DATA EXTRACT –
::::

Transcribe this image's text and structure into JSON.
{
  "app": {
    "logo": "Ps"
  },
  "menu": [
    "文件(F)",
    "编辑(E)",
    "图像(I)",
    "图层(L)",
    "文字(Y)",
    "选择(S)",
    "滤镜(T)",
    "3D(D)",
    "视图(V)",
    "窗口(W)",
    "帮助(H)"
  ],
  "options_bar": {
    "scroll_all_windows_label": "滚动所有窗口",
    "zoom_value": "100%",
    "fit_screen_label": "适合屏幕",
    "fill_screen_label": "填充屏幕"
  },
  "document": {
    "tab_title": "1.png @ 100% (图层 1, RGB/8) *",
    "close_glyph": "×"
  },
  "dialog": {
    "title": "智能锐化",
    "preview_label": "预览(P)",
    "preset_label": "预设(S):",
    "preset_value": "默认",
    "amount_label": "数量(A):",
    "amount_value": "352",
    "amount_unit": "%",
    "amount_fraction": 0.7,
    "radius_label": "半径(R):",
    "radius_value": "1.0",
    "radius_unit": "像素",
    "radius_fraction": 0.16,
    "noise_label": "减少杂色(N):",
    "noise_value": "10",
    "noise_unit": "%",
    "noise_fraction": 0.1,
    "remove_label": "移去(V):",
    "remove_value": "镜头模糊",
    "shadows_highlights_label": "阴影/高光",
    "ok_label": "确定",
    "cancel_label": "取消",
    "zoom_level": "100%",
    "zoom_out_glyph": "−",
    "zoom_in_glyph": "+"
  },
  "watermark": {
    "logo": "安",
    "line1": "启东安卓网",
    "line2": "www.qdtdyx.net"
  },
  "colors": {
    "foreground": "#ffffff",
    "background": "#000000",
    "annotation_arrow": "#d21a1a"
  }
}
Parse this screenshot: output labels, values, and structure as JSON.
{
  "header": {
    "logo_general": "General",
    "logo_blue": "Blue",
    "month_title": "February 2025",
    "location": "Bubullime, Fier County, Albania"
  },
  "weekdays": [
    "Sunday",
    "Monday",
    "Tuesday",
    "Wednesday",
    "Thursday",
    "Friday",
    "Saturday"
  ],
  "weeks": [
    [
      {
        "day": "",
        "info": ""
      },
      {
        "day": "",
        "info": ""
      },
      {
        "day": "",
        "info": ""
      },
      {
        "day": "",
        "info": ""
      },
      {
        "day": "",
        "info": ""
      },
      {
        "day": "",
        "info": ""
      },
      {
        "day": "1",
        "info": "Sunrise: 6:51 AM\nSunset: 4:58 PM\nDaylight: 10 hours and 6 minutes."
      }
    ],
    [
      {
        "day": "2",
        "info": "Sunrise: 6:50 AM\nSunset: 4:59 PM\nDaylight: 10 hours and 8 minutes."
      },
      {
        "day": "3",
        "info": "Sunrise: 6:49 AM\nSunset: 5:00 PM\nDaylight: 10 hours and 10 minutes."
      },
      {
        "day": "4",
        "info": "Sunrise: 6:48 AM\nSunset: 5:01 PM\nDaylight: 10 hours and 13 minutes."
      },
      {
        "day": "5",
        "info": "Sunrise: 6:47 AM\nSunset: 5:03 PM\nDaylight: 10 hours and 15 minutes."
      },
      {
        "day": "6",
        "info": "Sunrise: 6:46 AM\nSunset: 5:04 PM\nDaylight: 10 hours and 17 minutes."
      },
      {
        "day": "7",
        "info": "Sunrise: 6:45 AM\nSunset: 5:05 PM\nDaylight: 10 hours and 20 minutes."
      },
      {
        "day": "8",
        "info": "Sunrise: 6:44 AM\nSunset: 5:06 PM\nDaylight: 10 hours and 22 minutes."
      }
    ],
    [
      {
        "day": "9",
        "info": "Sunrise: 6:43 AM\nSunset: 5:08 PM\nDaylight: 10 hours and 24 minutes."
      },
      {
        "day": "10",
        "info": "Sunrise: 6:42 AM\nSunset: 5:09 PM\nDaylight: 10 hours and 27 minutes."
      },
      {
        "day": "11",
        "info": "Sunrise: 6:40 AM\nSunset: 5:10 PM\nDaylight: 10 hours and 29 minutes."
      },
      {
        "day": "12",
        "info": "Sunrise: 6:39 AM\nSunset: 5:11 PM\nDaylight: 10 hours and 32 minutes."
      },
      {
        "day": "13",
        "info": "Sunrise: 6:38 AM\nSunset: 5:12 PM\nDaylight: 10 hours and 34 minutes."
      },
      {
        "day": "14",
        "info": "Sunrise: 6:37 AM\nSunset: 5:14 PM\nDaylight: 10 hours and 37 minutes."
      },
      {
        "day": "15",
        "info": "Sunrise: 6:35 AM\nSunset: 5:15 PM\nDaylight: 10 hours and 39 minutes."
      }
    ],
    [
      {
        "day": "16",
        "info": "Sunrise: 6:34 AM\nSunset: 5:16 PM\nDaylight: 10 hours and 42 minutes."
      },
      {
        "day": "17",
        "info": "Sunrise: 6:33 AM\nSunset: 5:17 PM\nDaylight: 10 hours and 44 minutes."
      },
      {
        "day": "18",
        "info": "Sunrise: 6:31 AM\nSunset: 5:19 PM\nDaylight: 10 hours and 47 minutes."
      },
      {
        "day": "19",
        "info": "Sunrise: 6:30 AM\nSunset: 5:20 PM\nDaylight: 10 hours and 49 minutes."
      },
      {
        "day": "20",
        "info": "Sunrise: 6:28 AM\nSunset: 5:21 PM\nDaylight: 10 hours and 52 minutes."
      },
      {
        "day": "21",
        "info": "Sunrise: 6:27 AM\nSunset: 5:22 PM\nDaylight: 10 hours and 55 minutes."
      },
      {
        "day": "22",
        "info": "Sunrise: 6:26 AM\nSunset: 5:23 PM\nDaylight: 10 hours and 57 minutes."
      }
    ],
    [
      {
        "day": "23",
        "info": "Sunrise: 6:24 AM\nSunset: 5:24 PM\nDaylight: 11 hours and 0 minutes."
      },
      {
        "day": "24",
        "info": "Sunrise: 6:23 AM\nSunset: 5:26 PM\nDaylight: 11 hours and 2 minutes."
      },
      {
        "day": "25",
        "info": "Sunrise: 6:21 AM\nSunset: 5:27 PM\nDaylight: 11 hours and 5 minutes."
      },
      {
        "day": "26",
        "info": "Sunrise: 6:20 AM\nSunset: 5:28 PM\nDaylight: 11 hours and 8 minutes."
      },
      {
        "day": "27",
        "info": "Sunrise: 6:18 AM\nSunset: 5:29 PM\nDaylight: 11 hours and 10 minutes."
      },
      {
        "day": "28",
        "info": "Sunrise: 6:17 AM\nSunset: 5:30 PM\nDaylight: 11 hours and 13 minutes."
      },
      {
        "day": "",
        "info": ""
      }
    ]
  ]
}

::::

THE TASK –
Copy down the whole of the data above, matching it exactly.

RESPONSE BOX –
Transcribe this image's text and structure into JSON.
{
  "app": {
    "logo": "Ps"
  },
  "menu": [
    "文件(F)",
    "编辑(E)",
    "图像(I)",
    "图层(L)",
    "文字(Y)",
    "选择(S)",
    "滤镜(T)",
    "3D(D)",
    "视图(V)",
    "窗口(W)",
    "帮助(H)"
  ],
  "options_bar": {
    "scroll_all_windows_label": "滚动所有窗口",
    "zoom_value": "100%",
    "fit_screen_label": "适合屏幕",
    "fill_screen_label": "填充屏幕"
  },
  "document": {
    "tab_title": "1.png @ 100% (图层 1, RGB/8) *",
    "close_glyph": "×"
  },
  "dialog": {
    "title": "智能锐化",
    "preview_label": "预览(P)",
    "preset_label": "预设(S):",
    "preset_value": "默认",
    "amount_label": "数量(A):",
    "amount_value": "352",
    "amount_unit": "%",
    "amount_fraction": 0.7,
    "radius_label": "半径(R):",
    "radius_value": "1.0",
    "radius_unit": "像素",
    "radius_fraction": 0.16,
    "noise_label": "减少杂色(N):",
    "noise_value": "10",
    "noise_unit": "%",
    "noise_fraction": 0.1,
    "remove_label": "移去(V):",
    "remove_value": "镜头模糊",
    "shadows_highlights_label": "阴影/高光",
    "ok_label": "确定",
    "cancel_label": "取消",
    "zoom_level": "100%",
    "zoom_out_glyph": "−",
    "zoom_in_glyph": "+"
  },
  "watermark": {
    "logo": "安",
    "line1": "启东安卓网",
    "line2": "www.qdtdyx.net"
  },
  "colors": {
    "foreground": "#ffffff",
    "background": "#000000",
    "annotation_arrow": "#d21a1a"
  }
}
Parse this screenshot: output labels, values, and structure as JSON.
{
  "header": {
    "logo_general": "General",
    "logo_blue": "Blue",
    "month_title": "February 2025",
    "location": "Bubullime, Fier County, Albania"
  },
  "weekdays": [
    "Sunday",
    "Monday",
    "Tuesday",
    "Wednesday",
    "Thursday",
    "Friday",
    "Saturday"
  ],
  "weeks": [
    [
      {
        "day": "",
        "info": ""
      },
      {
        "day": "",
        "info": ""
      },
      {
        "day": "",
        "info": ""
      },
      {
        "day": "",
        "info": ""
      },
      {
        "day": "",
        "info": ""
      },
      {
        "day": "",
        "info": ""
      },
      {
        "day": "1",
        "info": "Sunrise: 6:51 AM\nSunset: 4:58 PM\nDaylight: 10 hours and 6 minutes."
      }
    ],
    [
      {
        "day": "2",
        "info": "Sunrise: 6:50 AM\nSunset: 4:59 PM\nDaylight: 10 hours and 8 minutes."
      },
      {
        "day": "3",
        "info": "Sunrise: 6:49 AM\nSunset: 5:00 PM\nDaylight: 10 hours and 10 minutes."
      },
      {
        "day": "4",
        "info": "Sunrise: 6:48 AM\nSunset: 5:01 PM\nDaylight: 10 hours and 13 minutes."
      },
      {
        "day": "5",
        "info": "Sunrise: 6:47 AM\nSunset: 5:03 PM\nDaylight: 10 hours and 15 minutes."
      },
      {
        "day": "6",
        "info": "Sunrise: 6:46 AM\nSunset: 5:04 PM\nDaylight: 10 hours and 17 minutes."
      },
      {
        "day": "7",
        "info": "Sunrise: 6:45 AM\nSunset: 5:05 PM\nDaylight: 10 hours and 20 minutes."
      },
      {
        "day": "8",
        "info": "Sunrise: 6:44 AM\nSunset: 5:06 PM\nDaylight: 10 hours and 22 minutes."
      }
    ],
    [
      {
        "day": "9",
        "info": "Sunrise: 6:43 AM\nSunset: 5:08 PM\nDaylight: 10 hours and 24 minutes."
      },
      {
        "day": "10",
        "info": "Sunrise: 6:42 AM\nSunset: 5:09 PM\nDaylight: 10 hours and 27 minutes."
      },
      {
        "day": "11",
        "info": "Sunrise: 6:40 AM\nSunset: 5:10 PM\nDaylight: 10 hours and 29 minutes."
      },
      {
        "day": "12",
        "info": "Sunrise: 6:39 AM\nSunset: 5:11 PM\nDaylight: 10 hours and 32 minutes."
      },
      {
        "day": "13",
        "info": "Sunrise: 6:38 AM\nSunset: 5:12 PM\nDaylight: 10 hours and 34 minutes."
      },
      {
        "day": "14",
        "info": "Sunrise: 6:37 AM\nSunset: 5:14 PM\nDaylight: 10 hours and 37 minutes."
      },
      {
        "day": "15",
        "info": "Sunrise: 6:35 AM\nSunset: 5:15 PM\nDaylight: 10 hours and 39 minutes."
      }
    ],
    [
      {
        "day": "16",
        "info": "Sunrise: 6:34 AM\nSunset: 5:16 PM\nDaylight: 10 hours and 42 minutes."
      },
      {
        "day": "17",
        "info": "Sunrise: 6:33 AM\nSunset: 5:17 PM\nDaylight: 10 hours and 44 minutes."
      },
      {
        "day": "18",
        "info": "Sunrise: 6:31 AM\nSunset: 5:19 PM\nDaylight: 10 hours and 47 minutes."
      },
      {
        "day": "19",
        "info": "Sunrise: 6:30 AM\nSunset: 5:20 PM\nDaylight: 10 hours and 49 minutes."
      },
      {
        "day": "20",
        "info": "Sunrise: 6:28 AM\nSunset: 5:21 PM\nDaylight: 10 hours and 52 minutes."
      },
      {
        "day": "21",
        "info": "Sunrise: 6:27 AM\nSunset: 5:22 PM\nDaylight: 10 hours and 55 minutes."
      },
      {
        "day": "22",
        "info": "Sunrise: 6:26 AM\nSunset: 5:23 PM\nDaylight: 10 hours and 57 minutes."
      }
    ],
    [
      {
        "day": "23",
        "info": "Sunrise: 6:24 AM\nSunset: 5:24 PM\nDaylight: 11 hours and 0 minutes."
      },
      {
        "day": "24",
        "info": "Sunrise: 6:23 AM\nSunset: 5:26 PM\nDaylight: 11 hours and 2 minutes."
      },
      {
        "day": "25",
        "info": "Sunrise: 6:21 AM\nSunset: 5:27 PM\nDaylight: 11 hours and 5 minutes."
      },
      {
        "day": "26",
        "info": "Sunrise: 6:20 AM\nSunset: 5:28 PM\nDaylight: 11 hours and 8 minutes."
      },
      {
        "day": "27",
        "info": "Sunrise: 6:18 AM\nSunset: 5:29 PM\nDaylight: 11 hours and 10 minutes."
      },
      {
        "day": "28",
        "info": "Sunrise: 6:17 AM\nSunset: 5:30 PM\nDaylight: 11 hours and 13 minutes."
      },
      {
        "day": "",
        "info": ""
      }
    ]
  ]
}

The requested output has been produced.